In reality, there is no doubt that the independence of the judiciary in Sierra Leone exist in law, as well as in fact. At least when considered from the position of the key divisions of government set up The Executive, Judiciary and Legislative. There is also no fundamental doubt about the integrity and competence of the current Judiciary, particularly the Supreme Court, its composition etc. On the contrary, many sources interviewed in the country were hasten to concede that Judges in the country are usually under pressure, on politically charged issues, from both the executive and indirect party’s commitment, etc to the point that they do not bother themselves with interpreting the law as the executive enforces it.
Despite the ugly lessons of the war, and subsequent arrival of relative peace, stability and multi party democracy, the bad practices of the past have not totally evaporated in Sierra Leone. In all this, one major danger is the role and general orientation of the military.
Having collectively experience some degree of power and authority at national political and administrative levels, it seems most unlikely that the Sierra Leonean military (mainly associates and contemporaries of the AFRC, NPRC, etc) would quietly disavow political activism now that some of them are in the barracks while others are in civilian life.
The real danger is, even if the soldiers refrained from interfering in the delicate process of installing a new level of agitation in the civilian government, they will grow weary and act if their privileges are threatened, or if they see the current SLPP regime treading Sierra Leone in directions strongly objectionable to them.
From AAI’s research, it has been realized that if actual reconciliation and peace building efforts are not forged, the capital, Freetown and Sierra Leone in general could be paralyzed by a complete breakdown in public order as soldiers and ex-combatant accustomed to loot, and unemployed Sierra Leoneans are widespread.
In view of the above mentioned general realities, the following recommendations are derived.
· That the current Sierra Leonean government desists from its lack of pragmatic approach, which is one reason why the Country’s political, economic, and social policies and institutions are not well established and flourishing.
· That in order for peace, security and democracy to be fully maintained, the Government and civil society’s organizations must make effort to bring all of the country’s stakeholders and regions into the republic’s political and economic processes.
· That the government takes concrete steps to prevent its officials and party loyalist from acts of self-serving, institutional corruption and nepotism as standard practices ;
· That the current government with support from the international community initiates mass civic awareness and education on national reconciliation, tolerance, human rights and peaceful co-existence. There is also a need to organize regular training seminars for the military and law enforcement officials/ officers on human rights; humane and correct Judicial and police procedures in relations to surveillance, arresting and interrogation methods, and political and social sentiments control so as to prevent the mentality of the past; and
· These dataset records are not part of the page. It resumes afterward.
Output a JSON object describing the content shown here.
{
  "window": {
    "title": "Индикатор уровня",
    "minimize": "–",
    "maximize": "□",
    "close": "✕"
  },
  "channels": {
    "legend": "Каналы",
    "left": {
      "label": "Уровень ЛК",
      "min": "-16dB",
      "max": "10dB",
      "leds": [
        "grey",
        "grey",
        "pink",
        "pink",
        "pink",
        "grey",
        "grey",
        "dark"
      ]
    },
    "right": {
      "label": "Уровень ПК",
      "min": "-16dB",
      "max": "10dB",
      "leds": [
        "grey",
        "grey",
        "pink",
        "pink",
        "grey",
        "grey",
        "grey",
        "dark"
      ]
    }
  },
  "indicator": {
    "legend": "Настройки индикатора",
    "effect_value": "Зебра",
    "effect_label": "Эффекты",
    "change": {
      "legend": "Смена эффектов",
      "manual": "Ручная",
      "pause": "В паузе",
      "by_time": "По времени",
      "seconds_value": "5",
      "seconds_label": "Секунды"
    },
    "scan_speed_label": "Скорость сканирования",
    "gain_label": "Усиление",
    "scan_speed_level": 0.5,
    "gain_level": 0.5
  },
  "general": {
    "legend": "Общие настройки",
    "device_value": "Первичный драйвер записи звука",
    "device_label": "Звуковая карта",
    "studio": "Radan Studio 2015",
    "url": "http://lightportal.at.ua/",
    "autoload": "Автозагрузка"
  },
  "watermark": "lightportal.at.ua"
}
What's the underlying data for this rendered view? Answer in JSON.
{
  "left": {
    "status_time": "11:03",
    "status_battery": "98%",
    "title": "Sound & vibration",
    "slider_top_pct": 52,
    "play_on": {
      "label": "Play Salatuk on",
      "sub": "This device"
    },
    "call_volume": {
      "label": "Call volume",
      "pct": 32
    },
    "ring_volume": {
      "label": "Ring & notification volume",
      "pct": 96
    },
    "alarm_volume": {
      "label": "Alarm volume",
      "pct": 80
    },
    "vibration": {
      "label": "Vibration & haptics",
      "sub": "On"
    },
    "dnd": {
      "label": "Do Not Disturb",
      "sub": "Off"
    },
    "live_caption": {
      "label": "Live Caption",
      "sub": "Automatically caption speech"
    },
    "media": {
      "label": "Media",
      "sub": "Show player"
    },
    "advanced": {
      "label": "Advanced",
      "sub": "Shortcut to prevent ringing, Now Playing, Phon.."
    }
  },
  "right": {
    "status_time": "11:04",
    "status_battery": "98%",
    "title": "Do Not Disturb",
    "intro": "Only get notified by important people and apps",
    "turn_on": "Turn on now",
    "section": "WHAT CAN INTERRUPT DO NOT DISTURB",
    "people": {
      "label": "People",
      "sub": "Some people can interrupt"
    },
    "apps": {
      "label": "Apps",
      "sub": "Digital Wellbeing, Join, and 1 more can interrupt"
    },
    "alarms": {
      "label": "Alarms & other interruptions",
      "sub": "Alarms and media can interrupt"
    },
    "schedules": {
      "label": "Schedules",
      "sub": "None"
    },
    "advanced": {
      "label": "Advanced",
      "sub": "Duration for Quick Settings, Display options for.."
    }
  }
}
· That the present government and all Sierra Leoneans desist from the act of witch-hunt of perceived enemies and opposition as that could restart the ugly past of the war.